Which lines below contain the word "Fugit"? Copy each of them.

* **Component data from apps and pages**

..............................

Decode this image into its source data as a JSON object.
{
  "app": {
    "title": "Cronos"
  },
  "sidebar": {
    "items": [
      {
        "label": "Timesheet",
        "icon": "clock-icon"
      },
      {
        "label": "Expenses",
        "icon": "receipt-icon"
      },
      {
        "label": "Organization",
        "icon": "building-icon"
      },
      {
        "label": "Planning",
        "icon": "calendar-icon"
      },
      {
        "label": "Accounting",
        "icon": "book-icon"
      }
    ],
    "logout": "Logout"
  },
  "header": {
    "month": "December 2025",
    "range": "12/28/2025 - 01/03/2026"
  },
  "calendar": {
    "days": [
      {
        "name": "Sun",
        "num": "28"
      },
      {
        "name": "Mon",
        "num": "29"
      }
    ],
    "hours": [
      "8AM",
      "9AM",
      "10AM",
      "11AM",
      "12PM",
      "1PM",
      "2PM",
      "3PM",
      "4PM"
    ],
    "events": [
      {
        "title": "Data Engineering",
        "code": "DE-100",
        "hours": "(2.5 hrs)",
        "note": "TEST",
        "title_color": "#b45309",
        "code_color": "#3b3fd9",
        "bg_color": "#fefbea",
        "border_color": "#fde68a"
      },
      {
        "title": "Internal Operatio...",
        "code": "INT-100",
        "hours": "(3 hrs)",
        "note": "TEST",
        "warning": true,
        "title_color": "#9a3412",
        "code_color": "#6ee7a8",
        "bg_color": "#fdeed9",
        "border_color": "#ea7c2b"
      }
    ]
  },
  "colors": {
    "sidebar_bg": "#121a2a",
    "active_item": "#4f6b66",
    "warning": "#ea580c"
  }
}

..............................

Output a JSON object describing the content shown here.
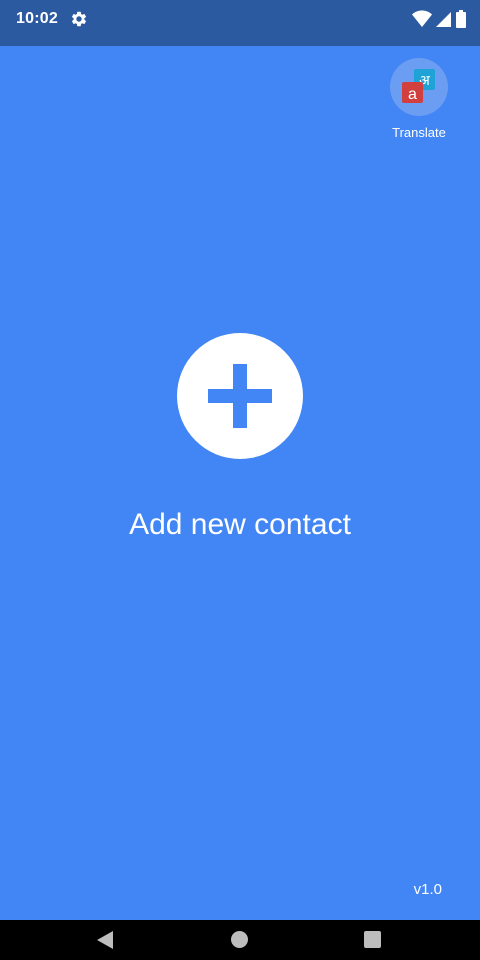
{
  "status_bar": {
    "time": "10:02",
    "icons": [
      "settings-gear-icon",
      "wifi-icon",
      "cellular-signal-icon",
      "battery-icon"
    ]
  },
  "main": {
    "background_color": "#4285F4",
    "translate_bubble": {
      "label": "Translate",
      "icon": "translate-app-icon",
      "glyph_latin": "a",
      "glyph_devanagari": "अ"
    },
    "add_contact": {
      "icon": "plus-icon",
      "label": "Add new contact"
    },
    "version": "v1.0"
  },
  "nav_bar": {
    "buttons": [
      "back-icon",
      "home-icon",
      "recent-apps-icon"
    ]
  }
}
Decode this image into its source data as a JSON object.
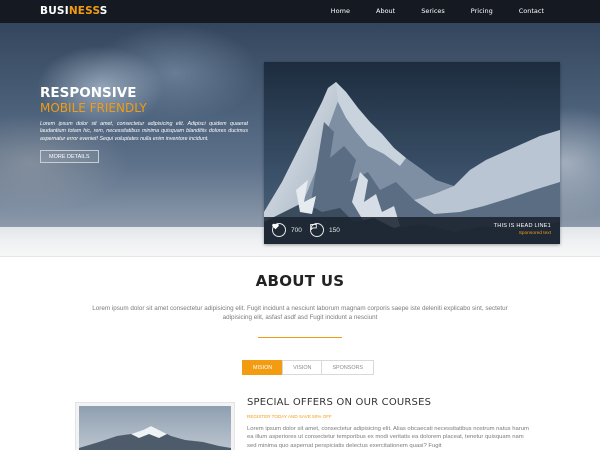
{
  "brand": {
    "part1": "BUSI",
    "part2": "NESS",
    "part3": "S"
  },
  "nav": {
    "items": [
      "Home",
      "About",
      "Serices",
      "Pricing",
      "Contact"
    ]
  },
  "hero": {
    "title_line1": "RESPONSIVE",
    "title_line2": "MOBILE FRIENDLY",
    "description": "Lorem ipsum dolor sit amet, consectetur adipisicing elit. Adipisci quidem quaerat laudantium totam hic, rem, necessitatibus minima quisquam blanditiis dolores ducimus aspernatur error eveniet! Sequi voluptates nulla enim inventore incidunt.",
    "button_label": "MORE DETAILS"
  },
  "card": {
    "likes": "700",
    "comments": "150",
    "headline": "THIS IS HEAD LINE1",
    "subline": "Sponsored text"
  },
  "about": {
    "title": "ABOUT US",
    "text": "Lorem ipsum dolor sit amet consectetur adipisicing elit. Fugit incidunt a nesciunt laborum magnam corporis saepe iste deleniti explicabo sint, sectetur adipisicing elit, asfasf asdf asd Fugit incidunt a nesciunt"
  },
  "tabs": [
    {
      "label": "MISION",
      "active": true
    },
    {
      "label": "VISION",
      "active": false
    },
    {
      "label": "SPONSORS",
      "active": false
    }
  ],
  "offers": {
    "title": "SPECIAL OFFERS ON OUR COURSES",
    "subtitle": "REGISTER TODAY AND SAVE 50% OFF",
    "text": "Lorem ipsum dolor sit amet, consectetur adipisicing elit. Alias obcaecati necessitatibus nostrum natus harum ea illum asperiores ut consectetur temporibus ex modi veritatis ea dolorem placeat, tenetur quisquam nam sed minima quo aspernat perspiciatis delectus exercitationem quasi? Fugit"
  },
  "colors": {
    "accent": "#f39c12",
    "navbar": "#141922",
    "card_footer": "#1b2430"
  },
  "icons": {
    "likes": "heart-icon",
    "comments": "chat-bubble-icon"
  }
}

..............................

* **Answer to this problem**
    "text": "Lorem ipsum dolor sit amet consectetur adipisicing elit. Fugit incidunt a nesciunt laborum magnam corporis saepe iste deleniti explicabo sint, sectetur adipisicing elit, asfasf asdf asd Fugit incidunt a nesciunt"
    "text": "Lorem ipsum dolor sit amet, consectetur adipisicing elit. Alias obcaecati necessitatibus nostrum natus harum ea illum asperiores ut consectetur temporibus ex modi veritatis ea dolorem placeat, tenetur quisquam nam sed minima quo aspernat perspiciatis delectus exercitationem quasi? Fugit"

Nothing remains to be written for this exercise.